Immune Checkpoint Blocker Race Heats Up
Clinical trial results with immune checkpoint blockers/inhibitors, such as Yervoy (ipilimumab) from Bristol-Myers Squibb (NYSE:BMY), have almost guaranteed that many of these immune-stimulating antibodies will eventually receive FDA approval to treat cancer. But with so many checkpoint inhibitors potentially coming to market, how will drug companies differentiate their drugs from one another? One strategy that companies have already begun to employ is to combine checkpoint blockers with other cancer immunotherapies. Finding the right combination of cancer immunotherapies may not only improve survival in patients, but could give drug companies a significant edge over competitors.
In 2011, BMY launched the first and so far only checkpoint blocker on the market, Yervoy, to treat metastatic melanoma. Yervoy blocks a receptor on the surface of T cells known as CTLA-4, which suppresses T cell killing of tumor cells. About 11 percent of melanoma patients treated with Yervoy respond to the treatment, and the median overall survival rate for Yervoy-treated patients is 10 months versus 6.4 months in control patients. Sales for the melanoma market as a whole exceeded $1 billion in 2012, and analysts predict that annual sales could be over $2 billion by 2021, with Yervoy alone forecasted to sell over $1 billion.
Several major drug companies are nowdeveloping newer checkpoint blockers that appear to be better than Yervoy (see Table 1). BMY has an antibody in the pipeline called nivolumab, which targets PD-1, a receptoron T cells that functions similarly to CTLA-4. Analysts expect that nivolumab will be approved for lung cancer as early as 2015. Merck (NYSE:MRK) also has a PD-1 antibody in development called MK-3475 (formerly lambriluzumab). MRK’s PD-1 antibody received breakthrough status from the FDA, and MRK anticipates completing a BLA for melanoma in the first half of 2014 based on only a single Phase 1 study.

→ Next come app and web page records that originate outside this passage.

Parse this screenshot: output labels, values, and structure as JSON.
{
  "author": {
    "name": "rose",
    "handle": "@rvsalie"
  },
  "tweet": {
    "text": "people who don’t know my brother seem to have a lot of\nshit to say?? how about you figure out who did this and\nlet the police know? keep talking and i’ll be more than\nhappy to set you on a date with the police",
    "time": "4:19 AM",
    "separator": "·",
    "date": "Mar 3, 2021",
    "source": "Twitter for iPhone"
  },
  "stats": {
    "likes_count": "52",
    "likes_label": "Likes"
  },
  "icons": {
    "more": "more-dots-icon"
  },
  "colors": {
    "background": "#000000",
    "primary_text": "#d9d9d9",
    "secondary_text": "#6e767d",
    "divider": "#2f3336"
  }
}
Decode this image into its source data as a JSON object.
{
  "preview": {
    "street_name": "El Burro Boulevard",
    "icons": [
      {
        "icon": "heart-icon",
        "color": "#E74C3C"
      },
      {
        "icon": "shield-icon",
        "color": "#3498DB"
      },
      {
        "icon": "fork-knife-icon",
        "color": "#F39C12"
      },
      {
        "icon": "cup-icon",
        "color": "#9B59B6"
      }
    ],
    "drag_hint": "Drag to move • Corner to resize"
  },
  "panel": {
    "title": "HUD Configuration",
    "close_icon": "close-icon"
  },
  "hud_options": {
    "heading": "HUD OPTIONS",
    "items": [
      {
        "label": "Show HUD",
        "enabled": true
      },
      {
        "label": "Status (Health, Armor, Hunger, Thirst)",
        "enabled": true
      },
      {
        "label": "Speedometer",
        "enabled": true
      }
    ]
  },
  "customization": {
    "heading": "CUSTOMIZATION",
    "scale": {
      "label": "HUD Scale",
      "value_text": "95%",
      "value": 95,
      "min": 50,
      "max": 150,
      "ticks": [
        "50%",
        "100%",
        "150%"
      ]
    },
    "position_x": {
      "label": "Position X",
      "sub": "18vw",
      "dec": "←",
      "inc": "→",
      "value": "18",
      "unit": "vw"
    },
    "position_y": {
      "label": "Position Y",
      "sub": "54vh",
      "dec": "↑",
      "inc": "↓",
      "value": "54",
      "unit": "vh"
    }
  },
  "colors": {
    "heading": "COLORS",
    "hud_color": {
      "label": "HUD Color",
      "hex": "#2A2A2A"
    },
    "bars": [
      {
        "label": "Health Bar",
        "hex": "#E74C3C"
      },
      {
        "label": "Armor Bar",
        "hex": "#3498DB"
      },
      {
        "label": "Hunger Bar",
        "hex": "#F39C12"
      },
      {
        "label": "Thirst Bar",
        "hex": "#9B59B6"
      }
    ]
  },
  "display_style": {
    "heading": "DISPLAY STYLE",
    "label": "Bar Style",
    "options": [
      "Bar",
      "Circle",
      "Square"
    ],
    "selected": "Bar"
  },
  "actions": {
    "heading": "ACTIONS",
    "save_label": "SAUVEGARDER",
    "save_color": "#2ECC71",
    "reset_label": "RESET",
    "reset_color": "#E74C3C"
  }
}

With FDA priority review, MK-3475 may be able to leap frog and beat nivolumab to the market and get an approval later this year. Roche (ROG.VX)/Genentech, AstraZeneca (NYSE:AZN)/MedImmune, and Merck KGaA (MRK.DE)/EMD Serono also have immune checkpoint blockers in their pipelines, but are a bit behind BMY and MRK. ROG.VX is developing a checkpoint blocker called MPDL3280A, an antibody targeting PD-L1, which is found on tumor cells and binds to PD-1 to turn off T cell activity. MPDL3280A is currently in a Phase 3 trial to treat lung cancer and will likely get approved around 2018. AZN has a CTLA-4 antibody called tremilimumab that is in a Phase 2 trial for mesothelioma andalso a PD-L1 antibody, MEDI4736, in Phase 1 trials for solid tumors. MRK.DE also has a PD-L1 antibody called MSB0010718C that is also Phase 1 trials for solid tumors.